Man, 20, charged in separate fatal shooting Burnaby over the weekend

The real estate boom across the Okanagan has not felt a negative impact from the coronavirus impact on our national economy. (Contributed)
Booming year ahead, says Kootenay Association of Realtors

Strong real estate sales continue throughout Kootenays

The Canadian Forces Snowbirds are in the Comox Valley for their annual spring training. Photo by Erin Haluschak
Suspected bird strike on Snowbirds plane during training in B.C.

Pilot followed protocols and landed the aircraft on the ground without any problems

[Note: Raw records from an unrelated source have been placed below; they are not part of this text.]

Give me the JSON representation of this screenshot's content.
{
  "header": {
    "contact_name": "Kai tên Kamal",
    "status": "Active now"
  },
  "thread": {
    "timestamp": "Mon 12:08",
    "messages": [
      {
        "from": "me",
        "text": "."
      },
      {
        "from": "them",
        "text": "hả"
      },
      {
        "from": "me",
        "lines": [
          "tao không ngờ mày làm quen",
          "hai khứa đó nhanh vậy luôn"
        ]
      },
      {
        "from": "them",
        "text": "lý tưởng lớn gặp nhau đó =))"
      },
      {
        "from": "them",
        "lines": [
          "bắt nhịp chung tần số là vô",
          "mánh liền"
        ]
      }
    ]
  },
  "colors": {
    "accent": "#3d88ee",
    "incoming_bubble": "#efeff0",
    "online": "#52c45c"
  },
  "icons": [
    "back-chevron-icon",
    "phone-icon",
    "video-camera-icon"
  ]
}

BCIT. (Wikimedia Commons)
BCIT apologizes after employee’s ‘offensive and hurtful’ email leaked to Métis Nation

BCIT says employee’s conduct has been investigated and addressed

An adult male yellow-breasted chat is shown in this undatd photograph on lands protected in collaboration between the En’owkin Centre and Penticton Indian Band with support through ECCC. The rescue from near extinction for a little yellow bird hinges on the wild rose in British Columbia’s Okanagan Valley, a researcher says. THE CANADIAN PRESS/HO, A. Michael Bezener/ En’owkin Centre 2020 *MANDATORY CREDIT*
Rare yellow birds need wild roses to survive in British Columbia: researcher

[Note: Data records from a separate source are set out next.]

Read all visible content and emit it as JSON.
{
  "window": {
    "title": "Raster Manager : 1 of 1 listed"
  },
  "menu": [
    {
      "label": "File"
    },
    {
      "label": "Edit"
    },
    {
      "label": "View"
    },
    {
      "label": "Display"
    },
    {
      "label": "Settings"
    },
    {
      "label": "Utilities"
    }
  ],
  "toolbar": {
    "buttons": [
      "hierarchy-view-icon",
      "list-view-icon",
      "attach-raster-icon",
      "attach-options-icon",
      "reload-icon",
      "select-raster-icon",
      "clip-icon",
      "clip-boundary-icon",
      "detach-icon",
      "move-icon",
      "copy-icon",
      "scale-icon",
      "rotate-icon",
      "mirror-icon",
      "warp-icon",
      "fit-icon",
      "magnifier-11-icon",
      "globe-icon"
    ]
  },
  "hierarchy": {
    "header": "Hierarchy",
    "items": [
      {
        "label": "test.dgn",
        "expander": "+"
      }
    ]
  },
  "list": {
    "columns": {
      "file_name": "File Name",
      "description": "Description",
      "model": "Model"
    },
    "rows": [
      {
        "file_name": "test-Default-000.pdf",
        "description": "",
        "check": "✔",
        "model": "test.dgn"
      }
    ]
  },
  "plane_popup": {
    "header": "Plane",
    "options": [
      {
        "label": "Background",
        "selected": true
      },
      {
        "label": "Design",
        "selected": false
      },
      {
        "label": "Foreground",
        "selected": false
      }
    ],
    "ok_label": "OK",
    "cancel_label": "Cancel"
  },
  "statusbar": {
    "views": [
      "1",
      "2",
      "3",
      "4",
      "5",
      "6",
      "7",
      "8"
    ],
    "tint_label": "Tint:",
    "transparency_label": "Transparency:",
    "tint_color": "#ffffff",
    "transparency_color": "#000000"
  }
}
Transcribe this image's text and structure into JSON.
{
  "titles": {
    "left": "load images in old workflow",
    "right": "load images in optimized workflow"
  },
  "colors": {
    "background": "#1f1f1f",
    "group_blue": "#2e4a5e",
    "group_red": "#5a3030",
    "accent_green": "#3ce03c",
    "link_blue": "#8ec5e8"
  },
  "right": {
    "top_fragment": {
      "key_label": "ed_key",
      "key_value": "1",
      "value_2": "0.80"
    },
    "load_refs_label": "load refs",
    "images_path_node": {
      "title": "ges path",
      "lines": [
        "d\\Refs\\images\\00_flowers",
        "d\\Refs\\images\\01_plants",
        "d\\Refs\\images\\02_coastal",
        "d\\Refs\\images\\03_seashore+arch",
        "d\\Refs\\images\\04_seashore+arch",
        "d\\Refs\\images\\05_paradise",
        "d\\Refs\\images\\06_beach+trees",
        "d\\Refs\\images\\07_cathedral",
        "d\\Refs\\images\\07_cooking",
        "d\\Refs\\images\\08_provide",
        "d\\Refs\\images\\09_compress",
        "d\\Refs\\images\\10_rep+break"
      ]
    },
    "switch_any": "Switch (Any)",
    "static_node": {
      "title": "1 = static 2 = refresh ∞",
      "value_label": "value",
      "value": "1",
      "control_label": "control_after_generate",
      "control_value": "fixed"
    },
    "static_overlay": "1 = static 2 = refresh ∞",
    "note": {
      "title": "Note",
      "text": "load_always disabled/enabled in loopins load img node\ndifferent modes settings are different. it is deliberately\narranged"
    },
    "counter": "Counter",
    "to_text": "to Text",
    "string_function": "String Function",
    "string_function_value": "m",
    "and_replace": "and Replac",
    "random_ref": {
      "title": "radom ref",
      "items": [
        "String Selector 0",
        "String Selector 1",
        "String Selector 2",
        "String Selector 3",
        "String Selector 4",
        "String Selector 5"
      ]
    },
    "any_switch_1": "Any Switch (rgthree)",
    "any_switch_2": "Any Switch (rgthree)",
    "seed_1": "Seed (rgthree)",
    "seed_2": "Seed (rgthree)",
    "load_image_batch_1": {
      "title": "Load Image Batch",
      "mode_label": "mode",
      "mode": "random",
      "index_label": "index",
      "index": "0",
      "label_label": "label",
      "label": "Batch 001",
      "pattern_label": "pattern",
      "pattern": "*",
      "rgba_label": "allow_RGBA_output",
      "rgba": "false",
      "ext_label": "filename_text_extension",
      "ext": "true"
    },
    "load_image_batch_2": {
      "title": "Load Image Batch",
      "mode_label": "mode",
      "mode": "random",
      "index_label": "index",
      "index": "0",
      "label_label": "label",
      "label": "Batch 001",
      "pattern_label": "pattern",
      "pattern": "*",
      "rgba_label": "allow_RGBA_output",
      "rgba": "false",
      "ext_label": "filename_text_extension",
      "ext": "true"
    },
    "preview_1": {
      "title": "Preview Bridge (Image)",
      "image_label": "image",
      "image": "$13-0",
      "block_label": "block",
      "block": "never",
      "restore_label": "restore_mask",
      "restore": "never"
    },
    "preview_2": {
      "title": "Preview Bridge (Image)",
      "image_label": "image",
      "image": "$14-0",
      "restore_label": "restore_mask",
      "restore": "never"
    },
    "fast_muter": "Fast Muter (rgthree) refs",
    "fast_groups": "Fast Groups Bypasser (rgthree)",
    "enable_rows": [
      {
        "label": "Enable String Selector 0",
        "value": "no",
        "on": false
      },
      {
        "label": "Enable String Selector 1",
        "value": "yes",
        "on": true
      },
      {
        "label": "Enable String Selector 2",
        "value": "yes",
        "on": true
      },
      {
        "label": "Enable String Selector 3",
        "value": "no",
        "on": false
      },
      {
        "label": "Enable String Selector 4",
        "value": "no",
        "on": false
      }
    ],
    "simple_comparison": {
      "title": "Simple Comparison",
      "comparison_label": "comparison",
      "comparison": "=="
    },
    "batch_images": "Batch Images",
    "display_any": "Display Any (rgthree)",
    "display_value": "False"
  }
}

The importance of local wild roses emerged over a nearly 20-year experiment

RCMP officers search around rows of luggage carts as screens block off an area of the sidewalk after a shooting outside the international departures terminal at Vancouver International Airport, in Richmond, B.C., Sunday, May 9, 2021. THE CANADIAN PRESS/Darryl Dyck
Police say gang conflict in Metro Vancouver may be behind shooting death at airport

Police said this generation of gangsters is taking things to new level and have no regard for community safety

RCMP are looking for information on an alleged shooting attempt near an elementary school in Smithers March 10. (Phil McLachlan/Capital News/Stock)
UPDATE: Man killed in brazen daylight shooting at Vancouver airport

Details about the police incident are still unknown

Pieces of nephrite jade are shown at a mine site in northwestern B.C. in July 2019. THE CANADIAN PRESS/HO-Tahltan Central Government MANDATORY CREDIT
Indigenous nation opposes jade mining in northwestern B.C.

B.C.’s Mines Act requires operators to prepare a plan to protect cultural heritage resources

Most Read